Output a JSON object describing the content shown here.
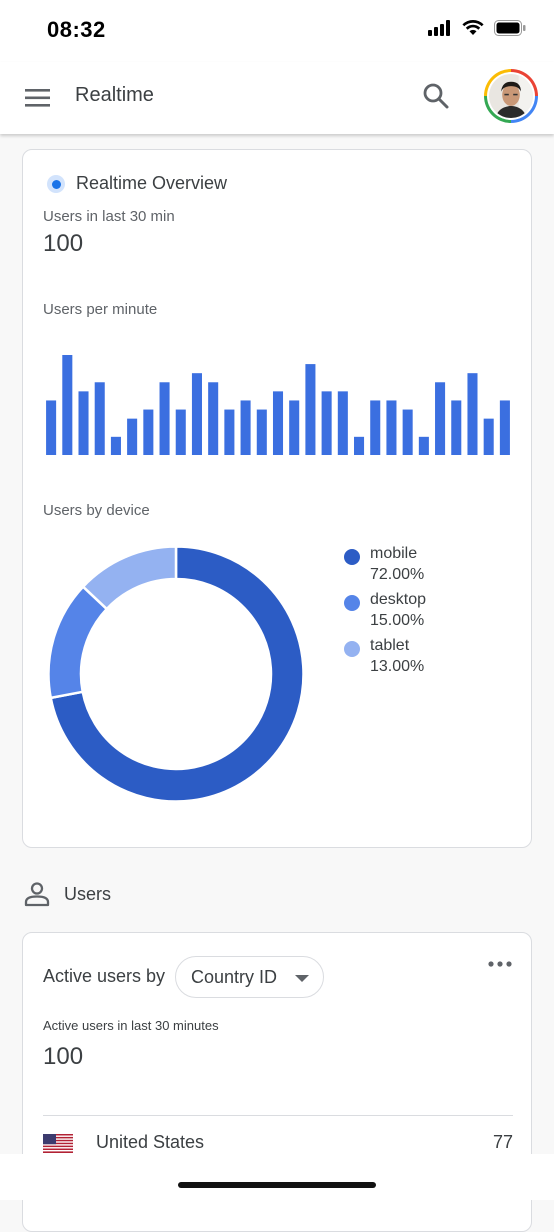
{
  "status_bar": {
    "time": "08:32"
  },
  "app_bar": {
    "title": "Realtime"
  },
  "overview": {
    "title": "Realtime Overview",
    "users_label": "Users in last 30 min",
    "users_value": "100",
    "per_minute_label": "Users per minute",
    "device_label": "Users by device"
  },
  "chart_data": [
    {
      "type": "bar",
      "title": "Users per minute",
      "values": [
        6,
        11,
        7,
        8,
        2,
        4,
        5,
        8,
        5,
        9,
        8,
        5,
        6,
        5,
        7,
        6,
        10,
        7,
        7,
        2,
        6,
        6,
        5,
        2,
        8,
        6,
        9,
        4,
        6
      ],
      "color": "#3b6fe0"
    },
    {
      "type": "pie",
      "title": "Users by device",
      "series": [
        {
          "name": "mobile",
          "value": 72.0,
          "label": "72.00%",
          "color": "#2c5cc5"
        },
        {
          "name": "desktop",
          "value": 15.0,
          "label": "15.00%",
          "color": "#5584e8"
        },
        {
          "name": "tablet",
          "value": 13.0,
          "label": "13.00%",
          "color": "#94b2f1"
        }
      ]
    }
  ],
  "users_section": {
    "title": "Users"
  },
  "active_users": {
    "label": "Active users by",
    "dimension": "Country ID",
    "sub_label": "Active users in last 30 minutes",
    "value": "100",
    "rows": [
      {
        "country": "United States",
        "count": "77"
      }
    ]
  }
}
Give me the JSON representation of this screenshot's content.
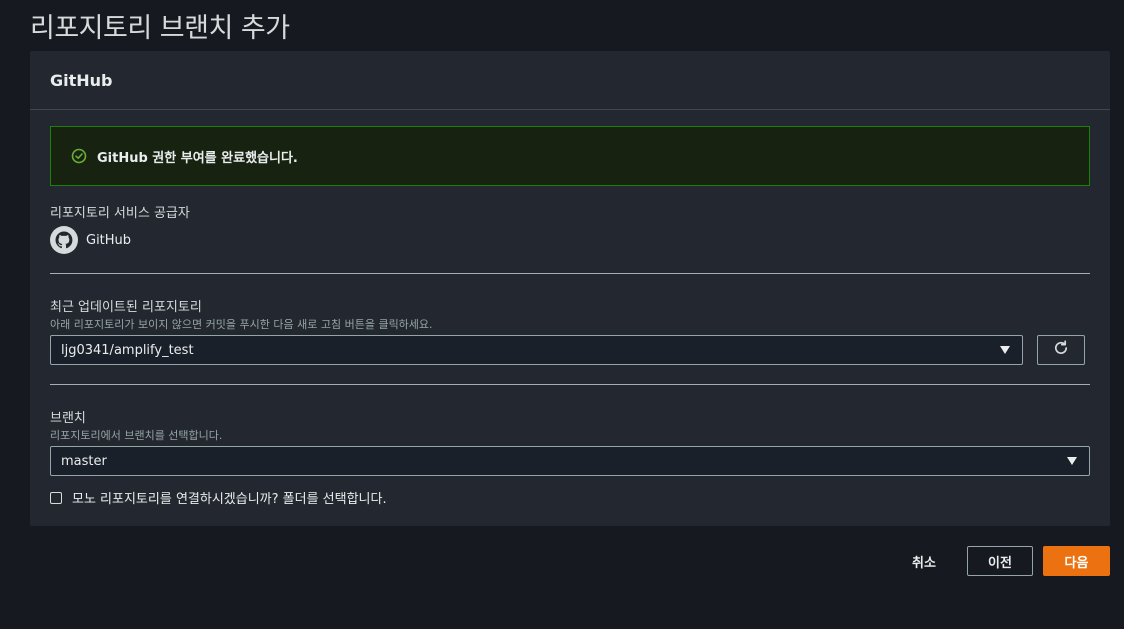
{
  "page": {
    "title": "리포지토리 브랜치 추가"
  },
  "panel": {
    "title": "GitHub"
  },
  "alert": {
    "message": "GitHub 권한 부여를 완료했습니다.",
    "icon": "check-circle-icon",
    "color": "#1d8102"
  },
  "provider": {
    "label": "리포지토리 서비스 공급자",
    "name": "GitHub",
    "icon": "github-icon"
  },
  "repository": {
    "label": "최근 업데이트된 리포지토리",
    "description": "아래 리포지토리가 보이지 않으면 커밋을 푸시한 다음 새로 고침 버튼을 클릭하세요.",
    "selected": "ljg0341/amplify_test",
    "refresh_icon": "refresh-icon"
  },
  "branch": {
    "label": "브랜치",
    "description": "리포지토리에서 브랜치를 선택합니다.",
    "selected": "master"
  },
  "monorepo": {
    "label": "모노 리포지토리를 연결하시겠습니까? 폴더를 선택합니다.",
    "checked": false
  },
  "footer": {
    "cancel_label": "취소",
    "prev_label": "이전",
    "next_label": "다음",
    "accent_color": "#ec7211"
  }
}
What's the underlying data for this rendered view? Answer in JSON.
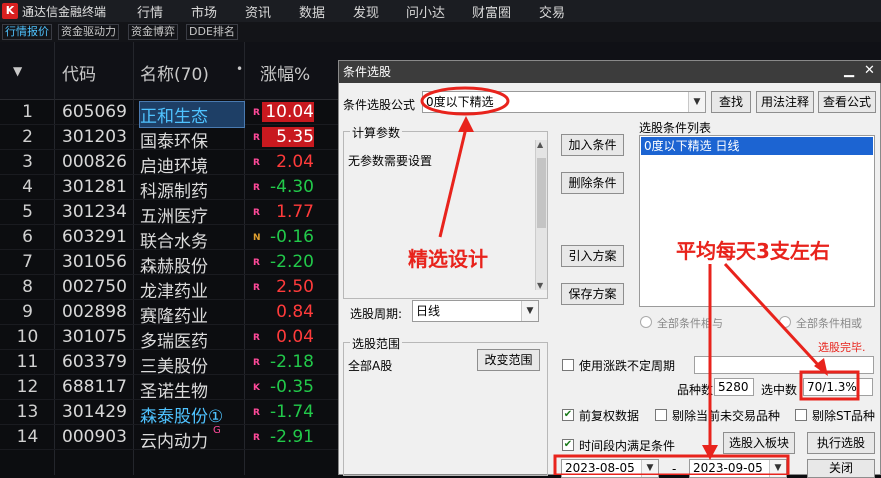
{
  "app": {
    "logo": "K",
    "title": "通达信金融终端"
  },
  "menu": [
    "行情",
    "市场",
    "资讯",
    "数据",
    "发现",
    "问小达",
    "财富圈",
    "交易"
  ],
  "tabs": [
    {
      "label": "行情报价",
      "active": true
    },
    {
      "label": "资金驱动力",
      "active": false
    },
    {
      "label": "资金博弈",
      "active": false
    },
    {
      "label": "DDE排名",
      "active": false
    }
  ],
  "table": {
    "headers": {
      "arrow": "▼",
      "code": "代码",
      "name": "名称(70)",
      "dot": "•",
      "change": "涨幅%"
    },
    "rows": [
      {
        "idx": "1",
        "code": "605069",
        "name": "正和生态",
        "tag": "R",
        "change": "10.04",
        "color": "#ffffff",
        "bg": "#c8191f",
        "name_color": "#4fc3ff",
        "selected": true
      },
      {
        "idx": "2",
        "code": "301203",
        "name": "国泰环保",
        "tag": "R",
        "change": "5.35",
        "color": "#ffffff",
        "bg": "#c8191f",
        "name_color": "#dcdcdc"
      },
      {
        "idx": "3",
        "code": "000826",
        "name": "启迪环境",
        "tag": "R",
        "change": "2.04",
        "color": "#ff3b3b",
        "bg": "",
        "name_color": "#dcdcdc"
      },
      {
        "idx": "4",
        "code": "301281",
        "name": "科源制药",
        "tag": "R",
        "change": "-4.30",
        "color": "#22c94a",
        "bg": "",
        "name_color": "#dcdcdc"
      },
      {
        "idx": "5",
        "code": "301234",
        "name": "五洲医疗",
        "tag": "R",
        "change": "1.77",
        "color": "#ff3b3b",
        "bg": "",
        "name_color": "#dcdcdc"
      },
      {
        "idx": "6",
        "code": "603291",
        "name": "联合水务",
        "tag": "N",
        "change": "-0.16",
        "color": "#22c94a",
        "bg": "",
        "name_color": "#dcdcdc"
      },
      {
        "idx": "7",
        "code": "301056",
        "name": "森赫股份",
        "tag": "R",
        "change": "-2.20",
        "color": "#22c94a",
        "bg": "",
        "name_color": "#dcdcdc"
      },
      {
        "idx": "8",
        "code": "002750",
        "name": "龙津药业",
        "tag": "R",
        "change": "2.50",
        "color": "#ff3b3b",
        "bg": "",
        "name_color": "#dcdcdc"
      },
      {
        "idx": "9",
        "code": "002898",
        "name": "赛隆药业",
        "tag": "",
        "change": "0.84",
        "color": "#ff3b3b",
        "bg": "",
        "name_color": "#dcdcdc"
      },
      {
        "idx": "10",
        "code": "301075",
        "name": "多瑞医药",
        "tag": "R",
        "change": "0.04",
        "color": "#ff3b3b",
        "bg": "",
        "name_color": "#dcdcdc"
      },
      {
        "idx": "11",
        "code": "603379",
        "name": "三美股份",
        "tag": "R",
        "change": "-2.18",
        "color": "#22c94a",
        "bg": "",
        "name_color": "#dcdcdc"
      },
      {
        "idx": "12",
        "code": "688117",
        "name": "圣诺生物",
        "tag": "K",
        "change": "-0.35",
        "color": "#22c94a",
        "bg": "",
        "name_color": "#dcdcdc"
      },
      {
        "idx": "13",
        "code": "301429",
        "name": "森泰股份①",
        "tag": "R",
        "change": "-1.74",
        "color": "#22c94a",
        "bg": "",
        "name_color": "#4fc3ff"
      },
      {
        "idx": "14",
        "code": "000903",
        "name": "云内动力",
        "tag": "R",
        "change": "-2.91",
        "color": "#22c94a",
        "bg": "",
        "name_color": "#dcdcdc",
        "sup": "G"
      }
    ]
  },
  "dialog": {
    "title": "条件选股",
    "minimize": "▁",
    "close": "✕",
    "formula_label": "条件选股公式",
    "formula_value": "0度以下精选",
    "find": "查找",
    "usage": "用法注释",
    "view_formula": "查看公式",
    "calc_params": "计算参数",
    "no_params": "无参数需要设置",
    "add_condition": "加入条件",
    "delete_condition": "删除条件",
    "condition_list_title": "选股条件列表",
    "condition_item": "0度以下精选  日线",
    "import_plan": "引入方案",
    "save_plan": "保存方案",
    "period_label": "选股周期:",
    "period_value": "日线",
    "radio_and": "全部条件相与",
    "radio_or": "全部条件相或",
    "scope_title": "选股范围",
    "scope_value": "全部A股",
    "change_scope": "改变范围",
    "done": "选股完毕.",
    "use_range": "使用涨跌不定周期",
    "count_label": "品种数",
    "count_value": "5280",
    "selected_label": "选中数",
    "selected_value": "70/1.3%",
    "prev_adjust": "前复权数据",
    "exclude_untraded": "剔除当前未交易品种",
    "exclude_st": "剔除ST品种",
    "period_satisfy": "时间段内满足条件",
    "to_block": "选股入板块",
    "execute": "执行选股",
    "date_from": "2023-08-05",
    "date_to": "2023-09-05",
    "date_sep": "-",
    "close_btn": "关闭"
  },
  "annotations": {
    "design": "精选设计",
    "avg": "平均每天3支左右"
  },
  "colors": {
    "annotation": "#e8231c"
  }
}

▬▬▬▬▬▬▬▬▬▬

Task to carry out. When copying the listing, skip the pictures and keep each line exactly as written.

Answer to the problem.
Output a JSON object describing the content shown here.
{
  "status_bar": {
    "time": "08:32"
  },
  "app_bar": {
    "title": "Realtime"
  },
  "overview": {
    "title": "Realtime Overview",
    "users_label": "Users in last 30 min",
    "users_value": "100",
    "per_minute_label": "Users per minute",
    "device_label": "Users by device"
  },
  "chart_data": [
    {
      "type": "bar",
      "title": "Users per minute",
      "values": [
        6,
        11,
        7,
        8,
        2,
        4,
        5,
        8,
        5,
        9,
        8,
        5,
        6,
        5,
        7,
        6,
        10,
        7,
        7,
        2,
        6,
        6,
        5,
        2,
        8,
        6,
        9,
        4,
        6
      ],
      "color": "#3b6fe0"
    },
    {
      "type": "pie",
      "title": "Users by device",
      "series": [
        {
          "name": "mobile",
          "value": 72.0,
          "label": "72.00%",
          "color": "#2c5cc5"
        },
        {
          "name": "desktop",
          "value": 15.0,
          "label": "15.00%",
          "color": "#5584e8"
        },
        {
          "name": "tablet",
          "value": 13.0,
          "label": "13.00%",
          "color": "#94b2f1"
        }
      ]
    }
  ],
  "users_section": {
    "title": "Users"
  },
  "active_users": {
    "label": "Active users by",
    "dimension": "Country ID",
    "sub_label": "Active users in last 30 minutes",
    "value": "100",
    "rows": [
      {
        "country": "United States",
        "count": "77"
      }
    ]
  }
}
Give me the JSON representation of this screenshot's content.
{
  "page": {
    "title": "리포지토리 브랜치 추가"
  },
  "panel": {
    "title": "GitHub"
  },
  "alert": {
    "message": "GitHub 권한 부여를 완료했습니다.",
    "icon": "check-circle-icon",
    "color": "#1d8102"
  },
  "provider": {
    "label": "리포지토리 서비스 공급자",
    "name": "GitHub",
    "icon": "github-icon"
  },
  "repository": {
    "label": "최근 업데이트된 리포지토리",
    "description": "아래 리포지토리가 보이지 않으면 커밋을 푸시한 다음 새로 고침 버튼을 클릭하세요.",
    "selected": "ljg0341/amplify_test",
    "refresh_icon": "refresh-icon"
  },
  "branch": {
    "label": "브랜치",
    "description": "리포지토리에서 브랜치를 선택합니다.",
    "selected": "master"
  },
  "monorepo": {
    "label": "모노 리포지토리를 연결하시겠습니까? 폴더를 선택합니다.",
    "checked": false
  },
  "footer": {
    "cancel_label": "취소",
    "prev_label": "이전",
    "next_label": "다음",
    "accent_color": "#ec7211"
  }
}
What's the underlying data for this rendered view? Answer in JSON.
{
  "app": {
    "logo": "K",
    "title": "通达信金融终端"
  },
  "menu": [
    "行情",
    "市场",
    "资讯",
    "数据",
    "发现",
    "问小达",
    "财富圈",
    "交易"
  ],
  "tabs": [
    {
      "label": "行情报价",
      "active": true
    },
    {
      "label": "资金驱动力",
      "active": false
    },
    {
      "label": "资金博弈",
      "active": false
    },
    {
      "label": "DDE排名",
      "active": false
    }
  ],
  "table": {
    "headers": {
      "arrow": "▼",
      "code": "代码",
      "name": "名称(70)",
      "dot": "•",
      "change": "涨幅%"
    },
    "rows": [
      {
        "idx": "1",
        "code": "605069",
        "name": "正和生态",
        "tag": "R",
        "change": "10.04",
        "color": "#ffffff",
        "bg": "#c8191f",
        "name_color": "#4fc3ff",
        "selected": true
      },
      {
        "idx": "2",
        "code": "301203",
        "name": "国泰环保",
        "tag": "R",
        "change": "5.35",
        "color": "#ffffff",
        "bg": "#c8191f",
        "name_color": "#dcdcdc"
      },
      {
        "idx": "3",
        "code": "000826",
        "name": "启迪环境",
        "tag": "R",
        "change": "2.04",
        "color": "#ff3b3b",
        "bg": "",
        "name_color": "#dcdcdc"
      },
      {
        "idx": "4",
        "code": "301281",
        "name": "科源制药",
        "tag": "R",
        "change": "-4.30",
        "color": "#22c94a",
        "bg": "",
        "name_color": "#dcdcdc"
      },
      {
        "idx": "5",
        "code": "301234",
        "name": "五洲医疗",
        "tag": "R",
        "change": "1.77",
        "color": "#ff3b3b",
        "bg": "",
        "name_color": "#dcdcdc"
      },
      {
        "idx": "6",
        "code": "603291",
        "name": "联合水务",
        "tag": "N",
        "change": "-0.16",
        "color": "#22c94a",
        "bg": "",
        "name_color": "#dcdcdc"
      },
      {
        "idx": "7",
        "code": "301056",
        "name": "森赫股份",
        "tag": "R",
        "change": "-2.20",
        "color": "#22c94a",
        "bg": "",
        "name_color": "#dcdcdc"
      },
      {
        "idx": "8",
        "code": "002750",
        "name": "龙津药业",
        "tag": "R",
        "change": "2.50",
        "color": "#ff3b3b",
        "bg": "",
        "name_color": "#dcdcdc"
      },
      {
        "idx": "9",
        "code": "002898",
        "name": "赛隆药业",
        "tag": "",
        "change": "0.84",
        "color": "#ff3b3b",
        "bg": "",
        "name_color": "#dcdcdc"
      },
      {
        "idx": "10",
        "code": "301075",
        "name": "多瑞医药",
        "tag": "R",
        "change": "0.04",
        "color": "#ff3b3b",
        "bg": "",
        "name_color": "#dcdcdc"
      },
      {
        "idx": "11",
        "code": "603379",
        "name": "三美股份",
        "tag": "R",
        "change": "-2.18",
        "color": "#22c94a",
        "bg": "",
        "name_color": "#dcdcdc"
      },
      {
        "idx": "12",
        "code": "688117",
        "name": "圣诺生物",
        "tag": "K",
        "change": "-0.35",
        "color": "#22c94a",
        "bg": "",
        "name_color": "#dcdcdc"
      },
      {
        "idx": "13",
        "code": "301429",
        "name": "森泰股份①",
        "tag": "R",
        "change": "-1.74",
        "color": "#22c94a",
        "bg": "",
        "name_color": "#4fc3ff"
      },
      {
        "idx": "14",
        "code": "000903",
        "name": "云内动力",
        "tag": "R",
        "change": "-2.91",
        "color": "#22c94a",
        "bg": "",
        "name_color": "#dcdcdc",
        "sup": "G"
      }
    ]
  },
  "dialog": {
    "title": "条件选股",
    "minimize": "▁",
    "close": "✕",
    "formula_label": "条件选股公式",
    "formula_value": "0度以下精选",
    "find": "查找",
    "usage": "用法注释",
    "view_formula": "查看公式",
    "calc_params": "计算参数",
    "no_params": "无参数需要设置",
    "add_condition": "加入条件",
    "delete_condition": "删除条件",
    "condition_list_title": "选股条件列表",
    "condition_item": "0度以下精选  日线",
    "import_plan": "引入方案",
    "save_plan": "保存方案",
    "period_label": "选股周期:",
    "period_value": "日线",
    "radio_and": "全部条件相与",
    "radio_or": "全部条件相或",
    "scope_title": "选股范围",
    "scope_value": "全部A股",
    "change_scope": "改变范围",
    "done": "选股完毕.",
    "use_range": "使用涨跌不定周期",
    "count_label": "品种数",
    "count_value": "5280",
    "selected_label": "选中数",
    "selected_value": "70/1.3%",
    "prev_adjust": "前复权数据",
    "exclude_untraded": "剔除当前未交易品种",
    "exclude_st": "剔除ST品种",
    "period_satisfy": "时间段内满足条件",
    "to_block": "选股入板块",
    "execute": "执行选股",
    "date_from": "2023-08-05",
    "date_to": "2023-09-05",
    "date_sep": "-",
    "close_btn": "关闭"
  },
  "annotations": {
    "design": "精选设计",
    "avg": "平均每天3支左右"
  },
  "colors": {
    "annotation": "#e8231c"
  }
}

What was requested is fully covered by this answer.